Activity: Where does the word "Click" occur in the data below? Copy each line that holds it.
[Data to examine Boundary: Start]
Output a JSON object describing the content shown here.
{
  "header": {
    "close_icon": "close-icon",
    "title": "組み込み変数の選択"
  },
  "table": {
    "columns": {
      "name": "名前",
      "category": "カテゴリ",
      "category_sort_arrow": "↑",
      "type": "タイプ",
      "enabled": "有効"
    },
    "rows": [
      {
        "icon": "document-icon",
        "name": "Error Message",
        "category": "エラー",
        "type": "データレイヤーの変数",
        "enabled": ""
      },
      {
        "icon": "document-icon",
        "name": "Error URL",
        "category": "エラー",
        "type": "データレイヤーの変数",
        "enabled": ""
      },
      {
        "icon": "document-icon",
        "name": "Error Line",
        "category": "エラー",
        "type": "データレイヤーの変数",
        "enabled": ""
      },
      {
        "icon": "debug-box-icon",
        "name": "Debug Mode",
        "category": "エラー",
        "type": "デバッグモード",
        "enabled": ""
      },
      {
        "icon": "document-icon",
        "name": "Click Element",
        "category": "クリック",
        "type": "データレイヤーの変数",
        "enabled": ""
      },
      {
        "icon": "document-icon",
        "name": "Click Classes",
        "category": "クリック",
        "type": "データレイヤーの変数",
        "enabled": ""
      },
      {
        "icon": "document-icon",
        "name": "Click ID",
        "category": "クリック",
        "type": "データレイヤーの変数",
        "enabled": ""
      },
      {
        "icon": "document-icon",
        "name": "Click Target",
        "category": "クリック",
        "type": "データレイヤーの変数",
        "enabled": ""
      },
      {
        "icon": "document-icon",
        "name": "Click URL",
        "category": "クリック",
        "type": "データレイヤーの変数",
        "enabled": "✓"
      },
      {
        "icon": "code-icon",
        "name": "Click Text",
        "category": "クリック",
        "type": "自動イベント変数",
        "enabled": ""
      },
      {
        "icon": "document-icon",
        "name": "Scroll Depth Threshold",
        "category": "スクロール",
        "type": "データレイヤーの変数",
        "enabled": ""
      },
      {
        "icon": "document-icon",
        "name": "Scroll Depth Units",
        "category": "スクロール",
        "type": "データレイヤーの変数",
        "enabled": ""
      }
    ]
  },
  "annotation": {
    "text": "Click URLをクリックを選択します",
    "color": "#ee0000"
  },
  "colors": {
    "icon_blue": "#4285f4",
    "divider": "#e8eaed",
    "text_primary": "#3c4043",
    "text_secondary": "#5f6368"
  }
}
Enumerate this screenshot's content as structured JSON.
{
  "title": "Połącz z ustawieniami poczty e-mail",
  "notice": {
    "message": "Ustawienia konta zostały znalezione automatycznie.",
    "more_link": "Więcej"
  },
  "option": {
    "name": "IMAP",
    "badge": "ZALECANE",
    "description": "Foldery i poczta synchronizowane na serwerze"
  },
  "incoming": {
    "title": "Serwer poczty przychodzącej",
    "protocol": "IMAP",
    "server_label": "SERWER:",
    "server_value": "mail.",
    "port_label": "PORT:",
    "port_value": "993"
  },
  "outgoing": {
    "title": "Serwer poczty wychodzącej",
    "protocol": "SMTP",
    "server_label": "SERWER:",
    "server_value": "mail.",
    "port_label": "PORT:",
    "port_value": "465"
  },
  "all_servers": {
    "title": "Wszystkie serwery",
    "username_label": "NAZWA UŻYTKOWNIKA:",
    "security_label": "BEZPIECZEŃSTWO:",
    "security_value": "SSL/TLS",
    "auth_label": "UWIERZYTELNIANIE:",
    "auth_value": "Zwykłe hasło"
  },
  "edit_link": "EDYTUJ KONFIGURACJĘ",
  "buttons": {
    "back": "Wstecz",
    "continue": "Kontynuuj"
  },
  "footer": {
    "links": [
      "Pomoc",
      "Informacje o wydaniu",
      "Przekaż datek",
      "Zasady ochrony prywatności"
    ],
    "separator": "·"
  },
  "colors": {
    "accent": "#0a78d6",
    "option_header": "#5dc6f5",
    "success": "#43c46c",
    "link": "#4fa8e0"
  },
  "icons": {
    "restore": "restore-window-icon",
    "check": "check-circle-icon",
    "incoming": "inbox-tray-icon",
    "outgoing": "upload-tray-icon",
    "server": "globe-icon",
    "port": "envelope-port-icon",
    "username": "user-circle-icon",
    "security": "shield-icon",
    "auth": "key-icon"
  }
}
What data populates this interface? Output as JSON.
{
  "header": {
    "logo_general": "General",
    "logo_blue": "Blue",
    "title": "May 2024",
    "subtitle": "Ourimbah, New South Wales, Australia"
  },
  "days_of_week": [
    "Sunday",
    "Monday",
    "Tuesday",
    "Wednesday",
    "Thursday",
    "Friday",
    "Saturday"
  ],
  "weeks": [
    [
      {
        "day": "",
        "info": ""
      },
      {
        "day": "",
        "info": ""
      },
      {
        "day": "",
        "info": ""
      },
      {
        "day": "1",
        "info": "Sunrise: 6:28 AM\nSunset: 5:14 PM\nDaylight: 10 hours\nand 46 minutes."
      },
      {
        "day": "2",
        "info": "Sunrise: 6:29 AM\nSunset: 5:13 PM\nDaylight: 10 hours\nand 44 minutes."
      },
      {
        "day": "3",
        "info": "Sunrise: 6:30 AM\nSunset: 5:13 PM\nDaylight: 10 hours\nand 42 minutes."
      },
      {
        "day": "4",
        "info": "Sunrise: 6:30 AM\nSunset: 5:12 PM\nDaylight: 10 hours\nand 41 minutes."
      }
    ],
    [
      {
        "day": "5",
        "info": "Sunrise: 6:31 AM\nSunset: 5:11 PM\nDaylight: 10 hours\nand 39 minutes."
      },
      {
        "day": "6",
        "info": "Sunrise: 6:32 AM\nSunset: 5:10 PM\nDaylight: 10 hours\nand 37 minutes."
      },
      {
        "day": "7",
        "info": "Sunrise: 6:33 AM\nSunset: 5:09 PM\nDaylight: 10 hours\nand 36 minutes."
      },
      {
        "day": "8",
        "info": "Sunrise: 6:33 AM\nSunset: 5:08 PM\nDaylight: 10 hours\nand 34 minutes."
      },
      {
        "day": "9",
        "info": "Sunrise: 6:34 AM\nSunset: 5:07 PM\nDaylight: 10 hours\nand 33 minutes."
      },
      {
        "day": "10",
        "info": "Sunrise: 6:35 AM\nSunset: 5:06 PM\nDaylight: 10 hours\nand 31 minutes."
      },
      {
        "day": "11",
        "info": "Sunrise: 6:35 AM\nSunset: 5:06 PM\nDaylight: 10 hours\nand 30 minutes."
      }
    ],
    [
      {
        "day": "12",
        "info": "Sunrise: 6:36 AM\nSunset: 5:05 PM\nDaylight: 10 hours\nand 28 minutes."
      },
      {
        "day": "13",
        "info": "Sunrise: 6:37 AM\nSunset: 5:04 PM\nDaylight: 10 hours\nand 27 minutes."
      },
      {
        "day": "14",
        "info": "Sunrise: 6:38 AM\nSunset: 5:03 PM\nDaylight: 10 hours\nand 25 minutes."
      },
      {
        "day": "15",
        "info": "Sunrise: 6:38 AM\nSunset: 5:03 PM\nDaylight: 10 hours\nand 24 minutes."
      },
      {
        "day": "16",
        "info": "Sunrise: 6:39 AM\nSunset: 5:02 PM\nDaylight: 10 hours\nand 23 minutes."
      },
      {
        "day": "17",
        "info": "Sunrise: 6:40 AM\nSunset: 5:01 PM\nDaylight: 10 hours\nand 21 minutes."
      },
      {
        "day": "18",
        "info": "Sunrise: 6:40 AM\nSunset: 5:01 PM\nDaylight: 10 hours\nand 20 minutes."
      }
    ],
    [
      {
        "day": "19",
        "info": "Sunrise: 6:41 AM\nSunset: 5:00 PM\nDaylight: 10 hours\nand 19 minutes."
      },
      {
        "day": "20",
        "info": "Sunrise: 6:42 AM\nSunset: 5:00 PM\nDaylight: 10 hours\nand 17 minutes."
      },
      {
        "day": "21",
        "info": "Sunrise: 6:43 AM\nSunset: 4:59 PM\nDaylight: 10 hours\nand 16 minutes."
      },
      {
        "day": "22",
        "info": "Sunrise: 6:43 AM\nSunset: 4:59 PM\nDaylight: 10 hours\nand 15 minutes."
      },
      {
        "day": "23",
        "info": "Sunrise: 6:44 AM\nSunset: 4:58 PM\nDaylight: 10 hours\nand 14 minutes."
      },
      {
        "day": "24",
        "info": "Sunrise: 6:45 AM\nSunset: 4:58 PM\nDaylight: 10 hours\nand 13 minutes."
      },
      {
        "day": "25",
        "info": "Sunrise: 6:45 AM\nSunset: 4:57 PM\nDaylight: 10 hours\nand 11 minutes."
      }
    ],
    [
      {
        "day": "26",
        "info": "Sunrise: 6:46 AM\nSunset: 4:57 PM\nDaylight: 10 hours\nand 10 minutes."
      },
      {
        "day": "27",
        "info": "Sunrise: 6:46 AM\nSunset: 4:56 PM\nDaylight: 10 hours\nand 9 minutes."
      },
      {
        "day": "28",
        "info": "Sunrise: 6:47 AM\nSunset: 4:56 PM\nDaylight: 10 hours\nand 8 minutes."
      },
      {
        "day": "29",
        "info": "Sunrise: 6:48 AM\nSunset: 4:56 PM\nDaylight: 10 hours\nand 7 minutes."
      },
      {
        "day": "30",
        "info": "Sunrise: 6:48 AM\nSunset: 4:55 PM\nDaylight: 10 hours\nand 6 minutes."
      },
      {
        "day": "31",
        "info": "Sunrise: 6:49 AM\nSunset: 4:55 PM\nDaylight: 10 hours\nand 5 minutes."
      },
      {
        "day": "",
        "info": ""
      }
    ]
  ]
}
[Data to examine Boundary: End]
Written reply:
        "name": "Click Element",
        "name": "Click Classes",
        "name": "Click ID",
        "name": "Click Target",
        "name": "Click URL",
        "name": "Click Text",
    "text": "Click URLをクリックを選択します",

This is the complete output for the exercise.